Saturday, July 22, 2017
I write this at Trang’s home, where I am staying in the living room, on a reed mat under the fan. It is 8:30p and the rooster I heard yesterday hasn’t come up for air from all the crowing.
I spent the whole day with Trang, her parents and her sister. It began with breakfast at a restaurant – vermicelli noodles with good old iced Vietnamese coffee (I didn’t shake today). The noodle dish is called bùn thang bà âm and you can only get it in Hanoi.
We then visited a woman who is a very close family friend and Trang’s mother’s former boss. She is in her 70s, the former chairwoman of the second largest bank in the country and never married. We visited with her for an hour and a half and she was the center of attention. Trang would periodically translate summaries of what she saying for me. Before we left, Trang, Thu and I worked on translating our interview questions for her into Vietnamese as well as sensitive and respectful language. She wrote them down and wanted to think about her answers before we return another day, maybe next week.
We stopped by a market to pick up some pork and then drove to Trang’s mother’s parents’ house, where we ate with them as well as Trang’s aunt, uncle and cousin. They filled the table with steaming plates of food, and we each used a small bowl to eat everything.
I followed Thu and Trang’s lead: first, soup, then cucumber, then pork in a dipping sauce, then chicken in a dipping sauce, then vermicelli with soup, then more pork, and green squash, and more pork (the frequency due to a) it was my favorite, and b) Trang’s grandfather kept putting it in my bowl. Trang says this is how Vietnamese people show they like you. I was flattered, but stuffed. I asked her to tell her aunt that the soup was my favorite soup I had tried since I’ve been here. She told her and her face lit up and she kept smiling, even during the next conversation with the rest of the family. I tried Trang’s grandmother’s homemade wine, which they served in small goblets the size of shot glasses. It was very rich-tasting and I liked it.
For dessert, I had artisan tea and two bananas, each about half the size of American bananas, twice as thick and twice as sweet.
They were delicious. I kept thinking how good they would be in banana bread.After lunch, everyone spread out in the house for a brief nap before we left.
Before our next interview, Thu, Trang and I stopped by a place called Soya Garden, a restaurant specializing in different variations of soy milk. I had the original version with sugar, ice and chewy jellies. I’m not a fan of American soy milk, but this was refreshing in the 99°F heat index. I sat in this fun, swinging chair with a nice view of the city.

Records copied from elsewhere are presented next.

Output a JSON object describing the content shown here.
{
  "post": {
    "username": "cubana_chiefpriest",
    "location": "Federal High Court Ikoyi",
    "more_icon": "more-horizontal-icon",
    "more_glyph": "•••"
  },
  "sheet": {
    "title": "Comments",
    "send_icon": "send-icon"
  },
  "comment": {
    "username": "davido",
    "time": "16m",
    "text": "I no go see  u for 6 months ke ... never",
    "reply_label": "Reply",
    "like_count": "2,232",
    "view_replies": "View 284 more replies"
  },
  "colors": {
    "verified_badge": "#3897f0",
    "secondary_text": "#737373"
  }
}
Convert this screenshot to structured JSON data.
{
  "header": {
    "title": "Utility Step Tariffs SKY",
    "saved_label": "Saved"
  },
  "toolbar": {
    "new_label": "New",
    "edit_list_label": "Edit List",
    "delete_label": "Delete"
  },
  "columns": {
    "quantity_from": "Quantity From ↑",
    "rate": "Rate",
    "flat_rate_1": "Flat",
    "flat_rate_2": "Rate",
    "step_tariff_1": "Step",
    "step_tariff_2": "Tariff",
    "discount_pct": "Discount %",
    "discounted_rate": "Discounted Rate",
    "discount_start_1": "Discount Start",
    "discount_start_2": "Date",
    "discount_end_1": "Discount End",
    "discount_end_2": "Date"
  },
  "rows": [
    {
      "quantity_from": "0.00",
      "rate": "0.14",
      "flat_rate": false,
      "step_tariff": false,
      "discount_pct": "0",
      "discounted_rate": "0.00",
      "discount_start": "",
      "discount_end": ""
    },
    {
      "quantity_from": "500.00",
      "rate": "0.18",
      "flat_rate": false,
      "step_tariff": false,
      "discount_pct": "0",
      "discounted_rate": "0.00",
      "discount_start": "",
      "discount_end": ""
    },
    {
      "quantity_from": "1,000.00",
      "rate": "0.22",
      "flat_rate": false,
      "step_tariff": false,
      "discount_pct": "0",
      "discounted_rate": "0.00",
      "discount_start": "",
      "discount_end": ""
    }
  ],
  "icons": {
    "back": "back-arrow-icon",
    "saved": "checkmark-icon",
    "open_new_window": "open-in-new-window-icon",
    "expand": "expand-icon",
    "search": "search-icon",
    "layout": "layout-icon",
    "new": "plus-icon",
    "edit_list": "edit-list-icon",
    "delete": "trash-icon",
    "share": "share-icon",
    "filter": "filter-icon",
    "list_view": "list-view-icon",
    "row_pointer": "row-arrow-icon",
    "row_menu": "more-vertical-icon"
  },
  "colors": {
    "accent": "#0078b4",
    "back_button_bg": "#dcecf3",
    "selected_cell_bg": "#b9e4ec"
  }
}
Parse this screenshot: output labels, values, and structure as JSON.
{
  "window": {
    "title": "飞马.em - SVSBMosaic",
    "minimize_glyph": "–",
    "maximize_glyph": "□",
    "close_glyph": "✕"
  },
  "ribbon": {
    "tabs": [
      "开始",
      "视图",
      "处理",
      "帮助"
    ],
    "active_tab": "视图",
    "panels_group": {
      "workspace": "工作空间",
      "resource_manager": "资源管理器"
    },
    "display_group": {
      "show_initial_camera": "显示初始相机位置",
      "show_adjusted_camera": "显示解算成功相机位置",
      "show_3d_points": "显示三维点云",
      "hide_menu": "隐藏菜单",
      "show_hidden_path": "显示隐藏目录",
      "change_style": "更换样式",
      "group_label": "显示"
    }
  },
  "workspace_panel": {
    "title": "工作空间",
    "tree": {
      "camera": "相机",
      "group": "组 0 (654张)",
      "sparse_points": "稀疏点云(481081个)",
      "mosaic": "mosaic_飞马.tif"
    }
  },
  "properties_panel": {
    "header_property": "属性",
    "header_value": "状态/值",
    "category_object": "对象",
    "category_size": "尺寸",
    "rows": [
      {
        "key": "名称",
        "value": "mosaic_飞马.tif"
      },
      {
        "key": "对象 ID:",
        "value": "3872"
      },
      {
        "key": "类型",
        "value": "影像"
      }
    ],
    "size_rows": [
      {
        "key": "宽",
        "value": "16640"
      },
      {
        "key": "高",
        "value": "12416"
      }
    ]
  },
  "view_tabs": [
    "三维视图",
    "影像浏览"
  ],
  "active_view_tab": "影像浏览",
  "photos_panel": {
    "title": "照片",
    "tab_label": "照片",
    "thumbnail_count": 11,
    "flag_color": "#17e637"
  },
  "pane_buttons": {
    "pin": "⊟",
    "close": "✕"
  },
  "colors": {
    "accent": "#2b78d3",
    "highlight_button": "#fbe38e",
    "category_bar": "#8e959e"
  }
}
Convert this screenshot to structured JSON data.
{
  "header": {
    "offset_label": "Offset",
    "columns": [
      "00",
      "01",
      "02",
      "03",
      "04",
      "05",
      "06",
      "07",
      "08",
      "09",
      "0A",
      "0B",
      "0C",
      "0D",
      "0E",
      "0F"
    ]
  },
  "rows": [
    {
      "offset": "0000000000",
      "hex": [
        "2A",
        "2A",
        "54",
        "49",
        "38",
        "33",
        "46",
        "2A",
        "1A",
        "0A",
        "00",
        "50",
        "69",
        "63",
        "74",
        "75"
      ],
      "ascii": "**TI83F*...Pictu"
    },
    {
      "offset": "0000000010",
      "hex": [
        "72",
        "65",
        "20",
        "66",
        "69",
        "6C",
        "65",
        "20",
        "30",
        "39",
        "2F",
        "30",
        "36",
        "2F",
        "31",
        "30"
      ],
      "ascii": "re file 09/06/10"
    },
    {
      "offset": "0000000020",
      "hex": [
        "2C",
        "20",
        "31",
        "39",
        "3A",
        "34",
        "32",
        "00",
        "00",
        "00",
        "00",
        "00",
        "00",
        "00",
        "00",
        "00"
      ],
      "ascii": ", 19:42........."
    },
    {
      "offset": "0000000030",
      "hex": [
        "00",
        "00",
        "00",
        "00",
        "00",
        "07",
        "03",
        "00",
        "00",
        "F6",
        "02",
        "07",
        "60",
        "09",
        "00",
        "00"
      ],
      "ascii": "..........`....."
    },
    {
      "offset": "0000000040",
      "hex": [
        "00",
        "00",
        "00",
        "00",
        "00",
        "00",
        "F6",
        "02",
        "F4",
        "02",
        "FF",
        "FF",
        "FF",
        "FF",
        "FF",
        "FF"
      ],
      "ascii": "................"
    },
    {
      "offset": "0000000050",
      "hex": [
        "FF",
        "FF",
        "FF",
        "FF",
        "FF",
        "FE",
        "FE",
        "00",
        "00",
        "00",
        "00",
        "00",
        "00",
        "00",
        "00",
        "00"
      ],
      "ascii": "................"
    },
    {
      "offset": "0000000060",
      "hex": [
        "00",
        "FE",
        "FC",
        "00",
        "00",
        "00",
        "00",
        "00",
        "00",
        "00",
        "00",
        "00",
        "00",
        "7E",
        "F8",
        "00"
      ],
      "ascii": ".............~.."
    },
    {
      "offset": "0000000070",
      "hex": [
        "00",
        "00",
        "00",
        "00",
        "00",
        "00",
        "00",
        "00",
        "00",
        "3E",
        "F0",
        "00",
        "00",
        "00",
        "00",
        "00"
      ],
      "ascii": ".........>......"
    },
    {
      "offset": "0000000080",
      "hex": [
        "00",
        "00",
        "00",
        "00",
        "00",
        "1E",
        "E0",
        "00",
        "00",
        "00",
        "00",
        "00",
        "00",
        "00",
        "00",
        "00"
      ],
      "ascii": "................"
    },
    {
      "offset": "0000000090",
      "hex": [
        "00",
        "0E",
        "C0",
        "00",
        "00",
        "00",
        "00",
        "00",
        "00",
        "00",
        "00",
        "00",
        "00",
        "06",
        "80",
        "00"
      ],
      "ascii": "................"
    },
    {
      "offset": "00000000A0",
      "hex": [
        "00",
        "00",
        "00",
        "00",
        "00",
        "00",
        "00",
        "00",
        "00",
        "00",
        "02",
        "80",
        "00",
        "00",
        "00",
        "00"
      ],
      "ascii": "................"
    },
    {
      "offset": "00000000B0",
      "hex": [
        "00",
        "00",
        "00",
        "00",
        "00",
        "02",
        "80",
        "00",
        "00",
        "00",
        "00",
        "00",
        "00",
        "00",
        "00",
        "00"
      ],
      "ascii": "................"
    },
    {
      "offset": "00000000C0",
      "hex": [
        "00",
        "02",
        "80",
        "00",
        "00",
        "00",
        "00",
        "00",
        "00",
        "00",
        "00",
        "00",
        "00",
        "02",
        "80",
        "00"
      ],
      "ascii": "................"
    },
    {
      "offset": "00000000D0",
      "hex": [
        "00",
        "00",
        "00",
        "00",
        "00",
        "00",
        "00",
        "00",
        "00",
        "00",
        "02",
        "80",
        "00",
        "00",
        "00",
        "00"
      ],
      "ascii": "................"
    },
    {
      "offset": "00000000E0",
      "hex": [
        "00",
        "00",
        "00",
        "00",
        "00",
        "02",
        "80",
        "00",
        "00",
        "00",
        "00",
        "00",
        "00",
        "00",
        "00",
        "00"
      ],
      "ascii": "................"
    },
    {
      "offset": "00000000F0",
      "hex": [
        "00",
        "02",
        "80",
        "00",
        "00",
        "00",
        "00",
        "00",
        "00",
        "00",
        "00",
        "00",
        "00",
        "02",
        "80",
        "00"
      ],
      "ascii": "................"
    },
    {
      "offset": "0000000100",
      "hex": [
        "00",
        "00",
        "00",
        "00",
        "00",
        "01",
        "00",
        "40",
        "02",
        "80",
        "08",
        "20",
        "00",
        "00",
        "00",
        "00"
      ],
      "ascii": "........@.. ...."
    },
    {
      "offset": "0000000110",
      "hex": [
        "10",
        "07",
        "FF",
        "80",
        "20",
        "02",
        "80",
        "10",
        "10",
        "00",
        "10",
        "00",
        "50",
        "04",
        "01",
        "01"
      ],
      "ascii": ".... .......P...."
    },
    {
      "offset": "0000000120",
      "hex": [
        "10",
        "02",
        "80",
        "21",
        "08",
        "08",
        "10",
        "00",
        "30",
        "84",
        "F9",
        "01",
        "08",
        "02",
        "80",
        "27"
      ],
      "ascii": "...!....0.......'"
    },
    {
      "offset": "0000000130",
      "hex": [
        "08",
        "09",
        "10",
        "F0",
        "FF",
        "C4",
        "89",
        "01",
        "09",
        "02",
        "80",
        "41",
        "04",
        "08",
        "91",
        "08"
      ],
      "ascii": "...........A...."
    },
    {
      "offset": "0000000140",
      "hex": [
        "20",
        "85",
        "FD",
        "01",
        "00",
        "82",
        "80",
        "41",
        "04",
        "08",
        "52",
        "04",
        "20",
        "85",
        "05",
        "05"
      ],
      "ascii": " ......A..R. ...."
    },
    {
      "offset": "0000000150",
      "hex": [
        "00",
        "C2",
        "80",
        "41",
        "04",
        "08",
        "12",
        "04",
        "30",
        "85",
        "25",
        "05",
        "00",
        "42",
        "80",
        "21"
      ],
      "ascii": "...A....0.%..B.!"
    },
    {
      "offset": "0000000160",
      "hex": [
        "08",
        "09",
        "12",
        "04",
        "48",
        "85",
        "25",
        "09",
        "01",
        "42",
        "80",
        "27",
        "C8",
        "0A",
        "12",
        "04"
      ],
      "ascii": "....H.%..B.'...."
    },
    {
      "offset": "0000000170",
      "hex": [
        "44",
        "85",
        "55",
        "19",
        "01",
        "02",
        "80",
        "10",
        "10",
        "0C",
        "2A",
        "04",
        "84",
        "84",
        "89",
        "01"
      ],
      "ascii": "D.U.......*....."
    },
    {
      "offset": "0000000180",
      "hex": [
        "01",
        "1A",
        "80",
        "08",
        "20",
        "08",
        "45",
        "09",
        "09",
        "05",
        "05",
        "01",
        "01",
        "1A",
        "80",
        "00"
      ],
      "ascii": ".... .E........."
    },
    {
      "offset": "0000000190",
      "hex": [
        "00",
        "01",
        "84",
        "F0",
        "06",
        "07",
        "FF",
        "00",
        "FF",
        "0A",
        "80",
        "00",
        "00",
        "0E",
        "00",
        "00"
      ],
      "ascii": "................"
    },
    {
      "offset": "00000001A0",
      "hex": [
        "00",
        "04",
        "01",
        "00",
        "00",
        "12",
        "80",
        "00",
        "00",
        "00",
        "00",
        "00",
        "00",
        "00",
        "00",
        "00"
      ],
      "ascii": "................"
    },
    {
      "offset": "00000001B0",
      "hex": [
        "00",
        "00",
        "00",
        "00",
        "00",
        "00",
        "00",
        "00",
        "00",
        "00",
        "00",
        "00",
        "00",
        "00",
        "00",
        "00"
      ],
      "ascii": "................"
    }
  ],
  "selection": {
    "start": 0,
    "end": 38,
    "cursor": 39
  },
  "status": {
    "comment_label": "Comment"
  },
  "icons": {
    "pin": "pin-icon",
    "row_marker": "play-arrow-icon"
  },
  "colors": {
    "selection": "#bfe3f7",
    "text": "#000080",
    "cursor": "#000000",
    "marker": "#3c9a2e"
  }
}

We then walked over to the apartment of our next interviewee, Trang’s high school English teacher, a 28-year-old married man with a young child. I was able to do this interview as well, and in the middle of it, I was struck by the reality of the moment: I am in Vietnam. I am interviewing everyday people here and learning about their lives. I am a real journalist and this is all happening right now. It was a pretty awesome realization.
Last night at the dinner table, I asked Trang’s dad about his career, day-to-day schedule, what type of role his job plays in Vietnamese society and other stemming questions, the more he talked. He told Trang to tell me that I asked very sharp questions and would make a good journalist. He also says that I’m getting better and better at using chopsticks. It’s nice, to immerse yourself in a completely unfamiliar environment ripe for your own ignorant mistakes, and to hear that you’re doing something right.
I’ve discovered that with Vietnamese people, the moment that the conversation transitions toward something even the slightest bit sensitive or just personal, they change the subject or vaguely share what they think you want to hear. Trang and Thu have explained that this is because of the lack of freedom of speech and the press here: news media is government-owned and people are arrested and imprisoned for voicing their want for free speech. I could even be arrested, even as a foreigner, if my blog were too critical of the Vietnamese government and if it were public enough for government authorities to find out. It’s interesting to observe how this political dynamic trickles down to even private conversations among trusted friends and family members. In addition to the language barrier, it makes obtaining the whole truth and the hard facts difficult. But it is a challenge I’m here to tackle and I am learning along the way.